** Data shown follows **

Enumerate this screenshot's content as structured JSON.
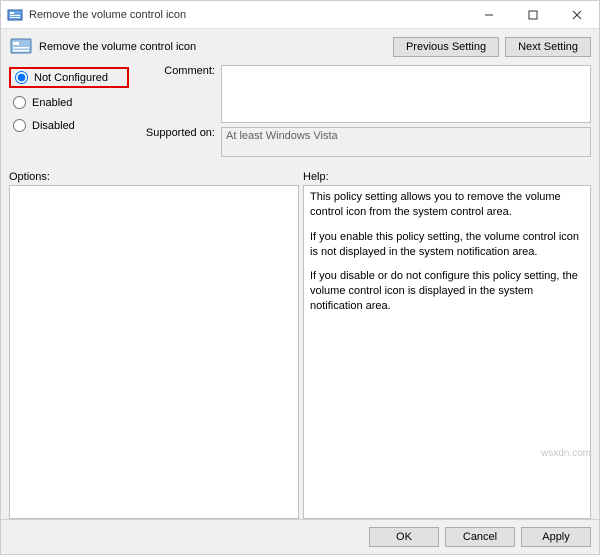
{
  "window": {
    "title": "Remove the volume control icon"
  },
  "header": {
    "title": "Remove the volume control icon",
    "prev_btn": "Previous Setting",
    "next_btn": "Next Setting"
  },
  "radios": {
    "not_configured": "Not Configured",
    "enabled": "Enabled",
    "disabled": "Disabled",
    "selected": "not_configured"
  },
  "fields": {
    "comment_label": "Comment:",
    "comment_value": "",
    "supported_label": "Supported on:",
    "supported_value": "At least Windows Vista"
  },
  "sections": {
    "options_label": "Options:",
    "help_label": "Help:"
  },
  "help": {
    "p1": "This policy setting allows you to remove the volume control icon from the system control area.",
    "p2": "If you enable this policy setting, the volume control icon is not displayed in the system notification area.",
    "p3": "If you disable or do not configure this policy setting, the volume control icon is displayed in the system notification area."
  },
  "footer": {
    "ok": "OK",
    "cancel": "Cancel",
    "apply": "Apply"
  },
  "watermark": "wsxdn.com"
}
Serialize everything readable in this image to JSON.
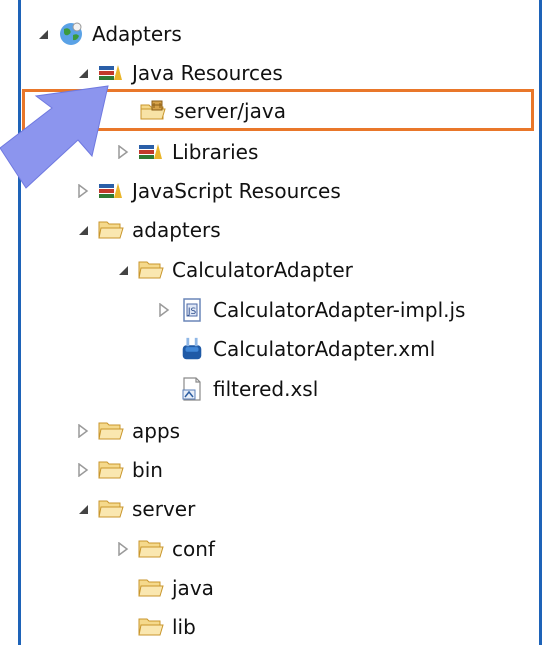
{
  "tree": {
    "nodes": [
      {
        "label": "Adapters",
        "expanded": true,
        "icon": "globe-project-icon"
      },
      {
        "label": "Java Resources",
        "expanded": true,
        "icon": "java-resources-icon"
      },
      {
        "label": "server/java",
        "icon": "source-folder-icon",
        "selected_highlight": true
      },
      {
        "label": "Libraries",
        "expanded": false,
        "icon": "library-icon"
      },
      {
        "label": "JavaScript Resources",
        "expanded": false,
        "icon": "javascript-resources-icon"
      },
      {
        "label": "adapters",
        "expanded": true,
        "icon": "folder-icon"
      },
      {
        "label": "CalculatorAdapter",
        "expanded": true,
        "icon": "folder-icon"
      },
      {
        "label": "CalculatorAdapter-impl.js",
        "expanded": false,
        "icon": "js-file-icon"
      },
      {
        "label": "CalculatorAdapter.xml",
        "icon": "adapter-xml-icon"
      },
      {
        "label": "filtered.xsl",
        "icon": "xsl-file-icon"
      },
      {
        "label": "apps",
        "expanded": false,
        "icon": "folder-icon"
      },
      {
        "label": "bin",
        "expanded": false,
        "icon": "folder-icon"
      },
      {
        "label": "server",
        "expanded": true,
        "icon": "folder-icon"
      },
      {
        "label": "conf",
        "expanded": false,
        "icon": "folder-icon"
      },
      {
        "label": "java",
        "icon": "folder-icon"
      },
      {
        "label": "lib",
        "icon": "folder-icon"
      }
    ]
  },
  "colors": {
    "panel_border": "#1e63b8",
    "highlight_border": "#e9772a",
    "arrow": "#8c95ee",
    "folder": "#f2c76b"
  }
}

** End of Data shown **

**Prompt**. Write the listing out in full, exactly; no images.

**Task result**.
Enumerate this screenshot's content as structured JSON.
{
  "window": {
    "title": "Remove the volume control icon"
  },
  "header": {
    "title": "Remove the volume control icon",
    "prev_btn": "Previous Setting",
    "next_btn": "Next Setting"
  },
  "radios": {
    "not_configured": "Not Configured",
    "enabled": "Enabled",
    "disabled": "Disabled",
    "selected": "not_configured"
  },
  "fields": {
    "comment_label": "Comment:",
    "comment_value": "",
    "supported_label": "Supported on:",
    "supported_value": "At least Windows Vista"
  },
  "sections": {
    "options_label": "Options:",
    "help_label": "Help:"
  },
  "help": {
    "p1": "This policy setting allows you to remove the volume control icon from the system control area.",
    "p2": "If you enable this policy setting, the volume control icon is not displayed in the system notification area.",
    "p3": "If you disable or do not configure this policy setting, the volume control icon is displayed in the system notification area."
  },
  "footer": {
    "ok": "OK",
    "cancel": "Cancel",
    "apply": "Apply"
  },
  "watermark": "wsxdn.com"
}
Serialize everything readable in this image to JSON.
{
  "tree": {
    "nodes": [
      {
        "label": "Adapters",
        "expanded": true,
        "icon": "globe-project-icon"
      },
      {
        "label": "Java Resources",
        "expanded": true,
        "icon": "java-resources-icon"
      },
      {
        "label": "server/java",
        "icon": "source-folder-icon",
        "selected_highlight": true
      },
      {
        "label": "Libraries",
        "expanded": false,
        "icon": "library-icon"
      },
      {
        "label": "JavaScript Resources",
        "expanded": false,
        "icon": "javascript-resources-icon"
      },
      {
        "label": "adapters",
        "expanded": true,
        "icon": "folder-icon"
      },
      {
        "label": "CalculatorAdapter",
        "expanded": true,
        "icon": "folder-icon"
      },
      {
        "label": "CalculatorAdapter-impl.js",
        "expanded": false,
        "icon": "js-file-icon"
      },
      {
        "label": "CalculatorAdapter.xml",
        "icon": "adapter-xml-icon"
      },
      {
        "label": "filtered.xsl",
        "icon": "xsl-file-icon"
      },
      {
        "label": "apps",
        "expanded": false,
        "icon": "folder-icon"
      },
      {
        "label": "bin",
        "expanded": false,
        "icon": "folder-icon"
      },
      {
        "label": "server",
        "expanded": true,
        "icon": "folder-icon"
      },
      {
        "label": "conf",
        "expanded": false,
        "icon": "folder-icon"
      },
      {
        "label": "java",
        "icon": "folder-icon"
      },
      {
        "label": "lib",
        "icon": "folder-icon"
      }
    ]
  },
  "colors": {
    "panel_border": "#1e63b8",
    "highlight_border": "#e9772a",
    "arrow": "#8c95ee",
    "folder": "#f2c76b"
  }
}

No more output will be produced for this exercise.